Unlike some forms of food poisoning, Campylobacter poisoning does not show immediate symptoms. The incubation period (between eating contaminated food and the start of the symptoms) is generally between 2 and 5 days, but may be as long as 10 days.
The most common symptom is diarrhoea, which can be mild to severe, and may be bloody. This may be accompanied by fever, nausea and vomiting, headache and muscle pain. Abdominal cramps are likely.
Although symptoms usually improve within a week, further complications may occur in some cases.
Possible long-term consequences include:
Guillan-Barré Syndrome (GBS), which causes acute generalised paralysis when antibodies attack the nerve cells.

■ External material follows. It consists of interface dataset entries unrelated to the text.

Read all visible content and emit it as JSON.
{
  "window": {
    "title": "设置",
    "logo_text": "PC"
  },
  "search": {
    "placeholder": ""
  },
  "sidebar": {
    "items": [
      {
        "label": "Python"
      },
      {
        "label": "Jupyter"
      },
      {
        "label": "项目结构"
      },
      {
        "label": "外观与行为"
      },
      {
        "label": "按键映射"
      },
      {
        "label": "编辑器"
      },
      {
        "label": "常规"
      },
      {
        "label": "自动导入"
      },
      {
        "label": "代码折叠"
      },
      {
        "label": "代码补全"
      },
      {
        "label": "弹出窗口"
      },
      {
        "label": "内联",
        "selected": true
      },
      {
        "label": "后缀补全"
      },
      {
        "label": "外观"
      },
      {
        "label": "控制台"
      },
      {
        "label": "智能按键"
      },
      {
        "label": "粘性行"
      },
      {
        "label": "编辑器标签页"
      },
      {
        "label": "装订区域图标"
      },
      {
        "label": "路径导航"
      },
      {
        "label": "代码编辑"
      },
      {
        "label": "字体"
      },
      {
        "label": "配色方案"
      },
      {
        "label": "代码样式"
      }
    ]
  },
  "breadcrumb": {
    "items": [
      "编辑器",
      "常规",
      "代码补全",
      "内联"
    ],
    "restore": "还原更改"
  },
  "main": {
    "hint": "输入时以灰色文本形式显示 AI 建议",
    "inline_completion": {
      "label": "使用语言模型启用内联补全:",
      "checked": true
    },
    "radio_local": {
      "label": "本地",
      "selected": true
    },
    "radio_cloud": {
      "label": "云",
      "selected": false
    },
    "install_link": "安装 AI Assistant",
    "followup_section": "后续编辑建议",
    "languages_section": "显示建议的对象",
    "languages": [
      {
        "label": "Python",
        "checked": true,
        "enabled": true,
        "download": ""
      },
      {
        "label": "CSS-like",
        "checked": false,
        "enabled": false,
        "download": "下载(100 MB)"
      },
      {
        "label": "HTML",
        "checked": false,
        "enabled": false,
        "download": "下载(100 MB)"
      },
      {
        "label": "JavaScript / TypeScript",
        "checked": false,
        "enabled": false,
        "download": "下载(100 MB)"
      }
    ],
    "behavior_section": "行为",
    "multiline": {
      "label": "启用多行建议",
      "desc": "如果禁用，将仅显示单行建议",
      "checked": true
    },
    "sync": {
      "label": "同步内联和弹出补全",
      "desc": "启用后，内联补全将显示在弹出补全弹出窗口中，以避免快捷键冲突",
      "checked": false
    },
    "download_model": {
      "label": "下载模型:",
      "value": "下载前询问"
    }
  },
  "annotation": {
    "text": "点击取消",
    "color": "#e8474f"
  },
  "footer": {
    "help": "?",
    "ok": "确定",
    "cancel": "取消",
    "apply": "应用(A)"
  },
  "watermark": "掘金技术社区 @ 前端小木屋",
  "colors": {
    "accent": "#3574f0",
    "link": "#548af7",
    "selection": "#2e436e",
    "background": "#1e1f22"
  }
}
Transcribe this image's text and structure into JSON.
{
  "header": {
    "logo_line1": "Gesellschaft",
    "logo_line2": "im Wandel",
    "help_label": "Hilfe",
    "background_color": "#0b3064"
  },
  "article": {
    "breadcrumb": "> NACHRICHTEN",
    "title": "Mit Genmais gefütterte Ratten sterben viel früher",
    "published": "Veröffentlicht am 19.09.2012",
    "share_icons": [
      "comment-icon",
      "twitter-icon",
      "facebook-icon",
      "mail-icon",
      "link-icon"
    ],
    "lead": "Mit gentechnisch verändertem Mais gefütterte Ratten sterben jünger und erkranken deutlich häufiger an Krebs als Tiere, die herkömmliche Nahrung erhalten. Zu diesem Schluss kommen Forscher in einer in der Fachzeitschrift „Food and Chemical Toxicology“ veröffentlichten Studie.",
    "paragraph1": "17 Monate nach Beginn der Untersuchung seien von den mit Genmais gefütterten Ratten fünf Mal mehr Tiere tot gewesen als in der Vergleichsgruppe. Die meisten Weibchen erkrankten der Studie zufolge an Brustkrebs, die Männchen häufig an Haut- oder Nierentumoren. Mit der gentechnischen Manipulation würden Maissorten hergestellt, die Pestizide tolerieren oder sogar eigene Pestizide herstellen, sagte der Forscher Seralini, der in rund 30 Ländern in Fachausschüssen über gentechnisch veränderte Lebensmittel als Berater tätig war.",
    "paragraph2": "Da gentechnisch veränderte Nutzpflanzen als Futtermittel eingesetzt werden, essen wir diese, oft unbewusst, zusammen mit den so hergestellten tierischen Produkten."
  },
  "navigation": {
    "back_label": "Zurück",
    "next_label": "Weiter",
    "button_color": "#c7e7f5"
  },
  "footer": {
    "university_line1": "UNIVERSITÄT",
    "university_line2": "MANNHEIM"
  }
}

Approximately one in every 1,000 reported Campylobacter cases results in GBS, usually several weeks after the infection.
Reactive Arthritis - symptoms include inflammation of the joints, eyes, or reproductive or urinary organs and appear on average after about 18 days.
Campylobacter may also cause appendicitis or infections in specific parts of the body, including the abdominal cavity, the heart, the central nervous system, the gall bladder, the urinary tract, or the blood stream.

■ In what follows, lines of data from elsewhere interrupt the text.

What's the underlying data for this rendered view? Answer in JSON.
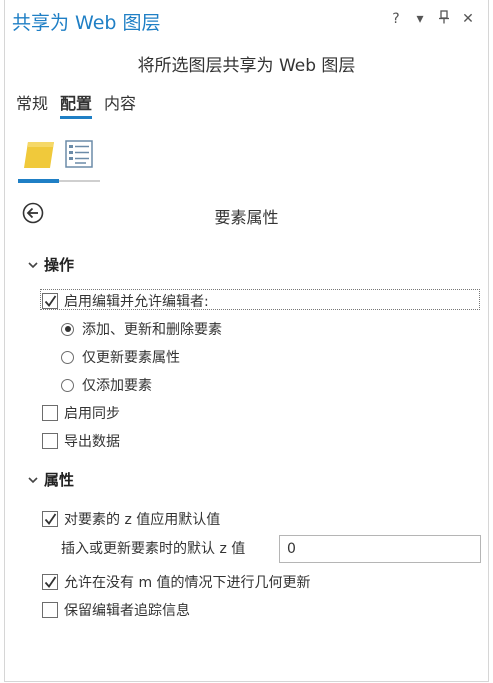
{
  "window": {
    "title": "共享为 Web 图层",
    "controls": {
      "help": "?",
      "menu": "▾",
      "pin": "⊥",
      "close": "✕"
    }
  },
  "header": {
    "subtitle": "将所选图层共享为 Web 图层"
  },
  "tabs": [
    {
      "label": "常规",
      "active": false
    },
    {
      "label": "配置",
      "active": true
    },
    {
      "label": "内容",
      "active": false
    }
  ],
  "icons": {
    "layer": "layer-icon",
    "properties": "properties-list-icon",
    "back": "back-arrow-icon"
  },
  "panel": {
    "title": "要素属性"
  },
  "operations": {
    "label": "操作",
    "enable_editing": {
      "label": "启用编辑并允许编辑者:",
      "checked": true
    },
    "options": [
      {
        "label": "添加、更新和删除要素",
        "selected": true
      },
      {
        "label": "仅更新要素属性",
        "selected": false
      },
      {
        "label": "仅添加要素",
        "selected": false
      }
    ],
    "enable_sync": {
      "label": "启用同步",
      "checked": false
    },
    "export_data": {
      "label": "导出数据",
      "checked": false
    }
  },
  "properties": {
    "label": "属性",
    "apply_z_default": {
      "label": "对要素的 z 值应用默认值",
      "checked": true
    },
    "z_default_label": "插入或更新要素时的默认 z 值",
    "z_default_value": "0",
    "allow_geometry_updates": {
      "label": "允许在没有 m 值的情况下进行几何更新",
      "checked": true
    },
    "keep_tracking": {
      "label": "保留编辑者追踪信息",
      "checked": false
    }
  },
  "colors": {
    "accent": "#1f7fc5",
    "layer_icon": "#f0c93b"
  }
}
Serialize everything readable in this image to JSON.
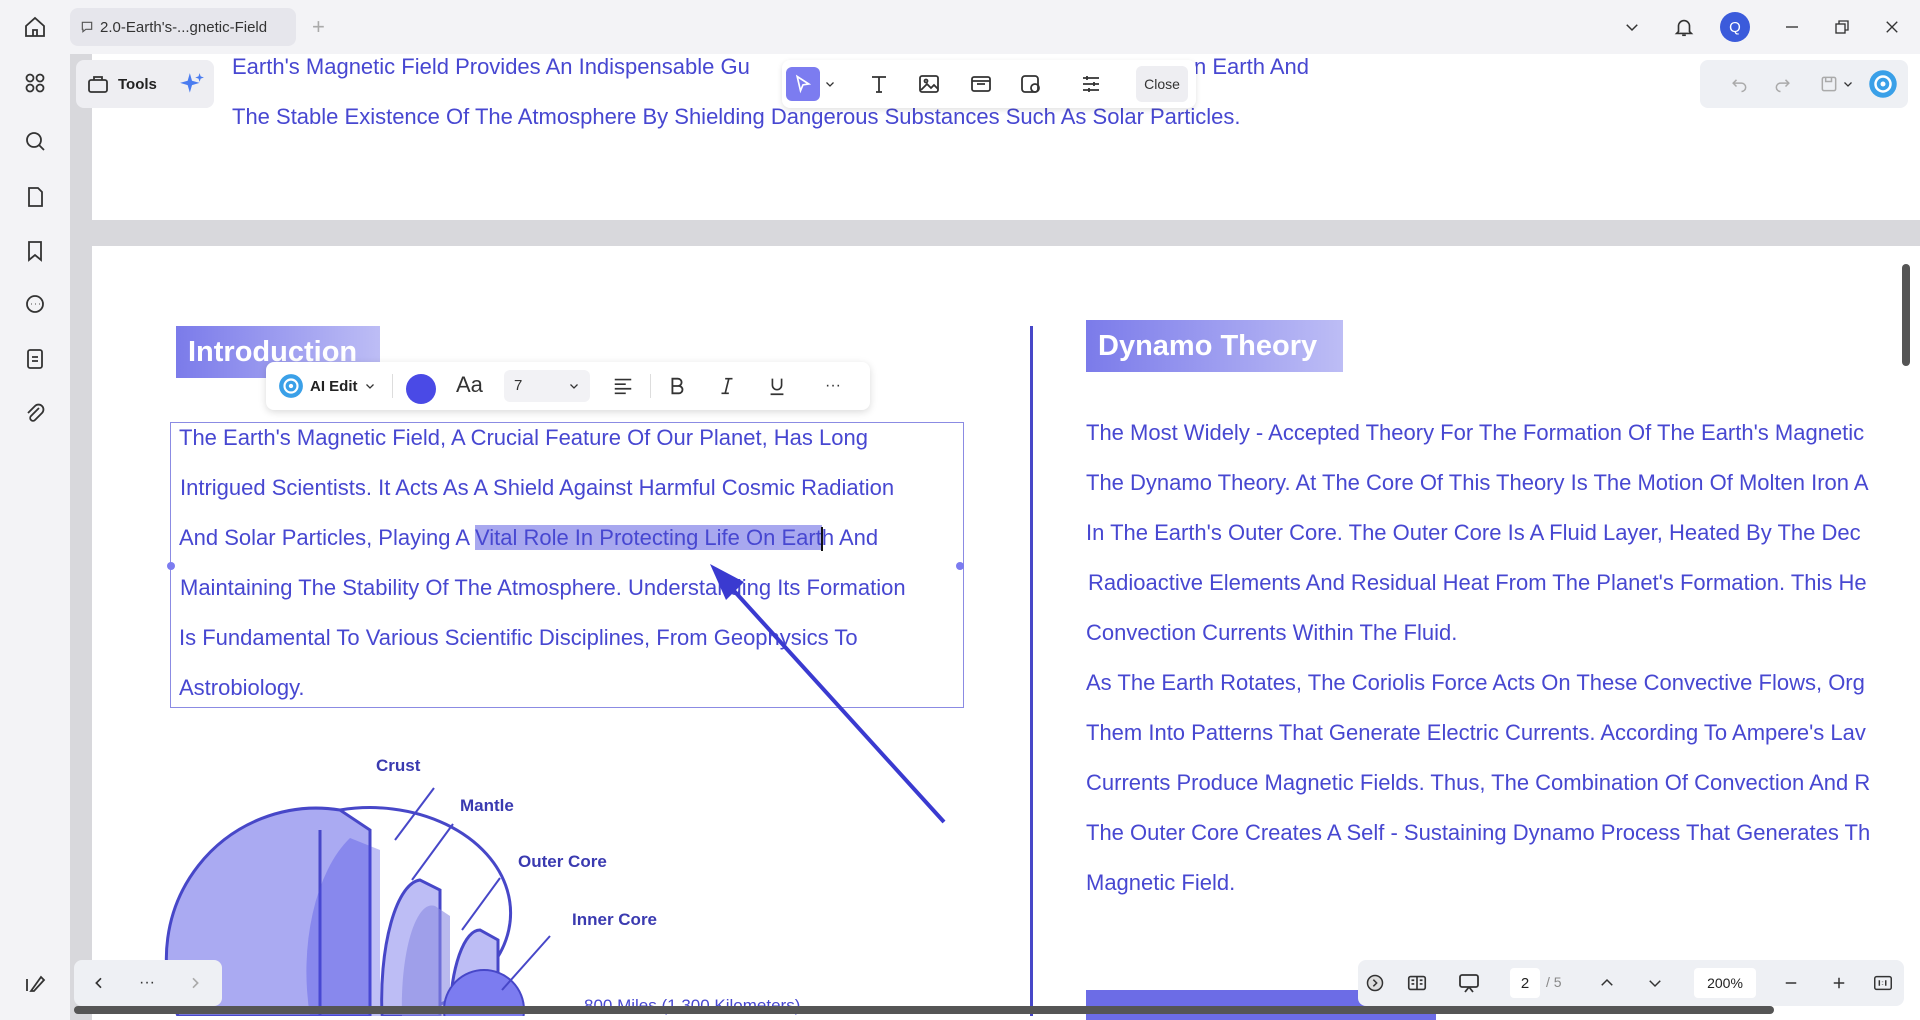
{
  "tab": {
    "title": "2.0-Earth's-...gnetic-Field"
  },
  "avatar_letter": "Q",
  "tools_label": "Tools",
  "edit_toolbar": {
    "close_label": "Close"
  },
  "page1_lines": [
    "Earth's Magnetic Field Provides An Indispensable Gu",
    "n Earth And",
    "The Stable Existence Of The Atmosphere By Shielding Dangerous Substances Such As Solar Particles."
  ],
  "introduction": {
    "heading": "Introduction",
    "line1": "The Earth's Magnetic Field, A Crucial Feature Of Our Planet, Has Long",
    "line2": "Intrigued Scientists. It Acts As A Shield Against Harmful Cosmic Radiation",
    "line3_pre": "And Solar Particles, Playing A ",
    "line3_hl": "Vital Role In Protecting Life On Eart",
    "line3_post": "h And",
    "line4": "Maintaining The Stability Of The Atmosphere. Understanding Its Formation",
    "line5": "Is Fundamental To Various Scientific Disciplines, From Geophysics To",
    "line6": "Astrobiology."
  },
  "float_toolbar": {
    "ai_label": "AI Edit",
    "font_size": "7",
    "more": "···",
    "text_color": "#4a4ae6"
  },
  "dynamo": {
    "heading": "Dynamo Theory",
    "lines": [
      "The Most Widely - Accepted Theory For The Formation Of The Earth's Magnetic",
      "The Dynamo Theory. At The Core Of This Theory Is The Motion Of Molten Iron A",
      "In The Earth's Outer Core. The Outer Core Is A Fluid Layer, Heated By The Dec",
      "Radioactive Elements And Residual Heat From The Planet's Formation. This He",
      "Convection Currents Within The Fluid.",
      "As The Earth Rotates, The Coriolis Force Acts On These Convective Flows, Org",
      "Them Into Patterns That Generate Electric Currents. According To Ampere's Lav",
      "Currents Produce Magnetic Fields. Thus, The Combination Of Convection And R",
      "The Outer Core Creates A Self - Sustaining Dynamo Process That Generates Th",
      "Magnetic Field."
    ]
  },
  "globe_labels": {
    "crust": "Crust",
    "mantle": "Mantle",
    "outer_core": "Outer Core",
    "inner_core": "Inner Core"
  },
  "bottom_caption": "800 Miles (1,300 Kilometers)",
  "nav": {
    "more": "···",
    "current_page": "2",
    "total_pages": "/ 5",
    "zoom": "200%"
  },
  "colors": {
    "accent": "#4747d1",
    "heading_bg": "#7b7bea"
  }
}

The importance of a medical examination
If you decide to proceed with a claim, your solicitor will recommend an appointment with a medical practitioner to establish the extent of your illness including longer-term consequences.
This medical evidence is key to ensuring the maximum appropriate level of compensation is claimed.

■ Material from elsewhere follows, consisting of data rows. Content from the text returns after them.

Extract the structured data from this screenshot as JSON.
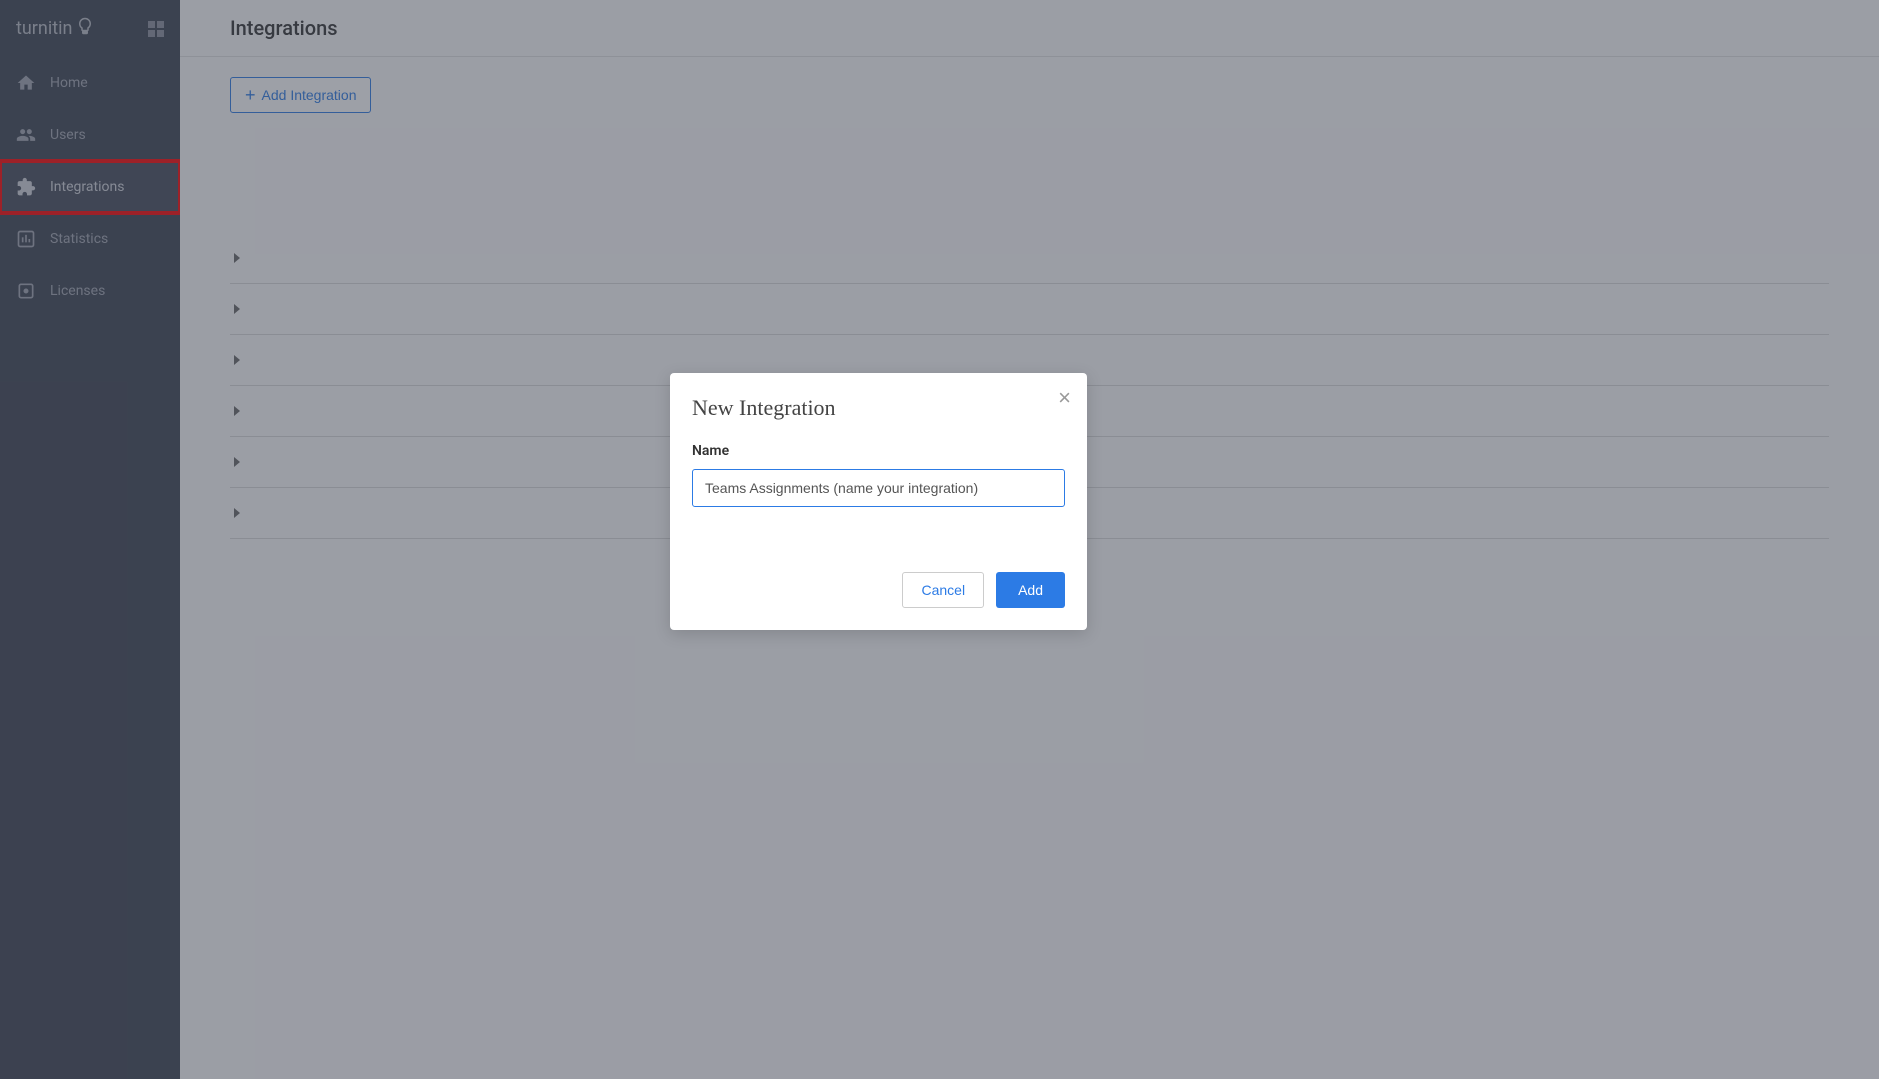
{
  "brand": "turnitin",
  "page_title": "Integrations",
  "sidebar": {
    "items": [
      {
        "label": "Home",
        "icon": "home-icon"
      },
      {
        "label": "Users",
        "icon": "users-icon"
      },
      {
        "label": "Integrations",
        "icon": "puzzle-icon",
        "active": true,
        "highlighted": true
      },
      {
        "label": "Statistics",
        "icon": "chart-icon"
      },
      {
        "label": "Licenses",
        "icon": "license-icon"
      }
    ]
  },
  "add_integration_button": "Add Integration",
  "integration_rows": 6,
  "modal": {
    "title": "New Integration",
    "name_label": "Name",
    "name_value": "Teams Assignments (name your integration)",
    "cancel_label": "Cancel",
    "add_label": "Add"
  }
}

Diagnosis and treatment
Diagnosis follows laboratory testing of stool samples and an assessment of your symptoms.
Effective antibiotics may help treat a Campylobacter infection, but are not always prescribed. The infection will usually resolve itself within a week. Patients are advised to drink plenty of fluids to prevent dehydration.
Although person-to-person spread is uncommon and easily prevented by strict attention to hygiene, food handlers should not return to work until the infection has passed.
Campylobacter poisoning on holiday
Campylobacter food poisoning has been a frequent cause of travellers diarrhoea in recent years, particularly for holidaymakers on all-inclusive trips to more exotic destinations such as Cuba, Mexico, Egypt and the Maldives.
Improper food handling and display
All-inclusive buffets may be prone to contamination by visiting wild birds who carry bacteria on their feet and beaks - as well as undercooked food, may lead to several people becoming infected.
Campylobacter claims against a package holiday operator
Approaching the tour operator for compensation may not be successful as a Claimant may find it difficult to prove the source of the infection was from the hotel or resort, especially since symptoms are not immediate.
Anyone experiencing Campylobacter poisoning symptoms during their holiday should seek medical treatment and report the matter to the Holiday Representative.
Seeking medical treatment may not only help you to enjoy the remainder of the holiday once the worst symptoms have passed, but may also prevent any long-term complications. Treatment will also help in any future claims for compensation.
Medical evidence and records of communication with holiday reps will make a claim against the tour operator much more likely to succeed.
Claims against UK-based package holiday companies can usually be made in a Court on your return to the UK.
Guaranteed No Win No Fee
Typically a no win no fee contract (technically called a CFA or Conditional Fee Agreement) is entered into between the claimant and a qualified lawyer.
A CFA is the terms under which the solicitor acts for their client.
It documents what the lawyers will actually do as well as how they is paid if your legal case is won.
If you use a Quittance Personal Injury solicitor for your campylobacter claim there are no sneaky hidden fees , nothing to pay up-front and the complete peace of mind that you will never be out of pocket.
Deciding whether to start a claim for Campylobacter poisoning
If you need more information first, a Compensation Claim Report (CCR) can help.
Your free Compensation Claim Report (CCR) will consider an in-depth look at possible compensation, the length of time the claim could take, and the chance of achieving a successful outcome.
You can contact Quittance's solicitors on 0800 612 7456 when you are ready to start your compensation claim, or arrange a call back at a more convenient time.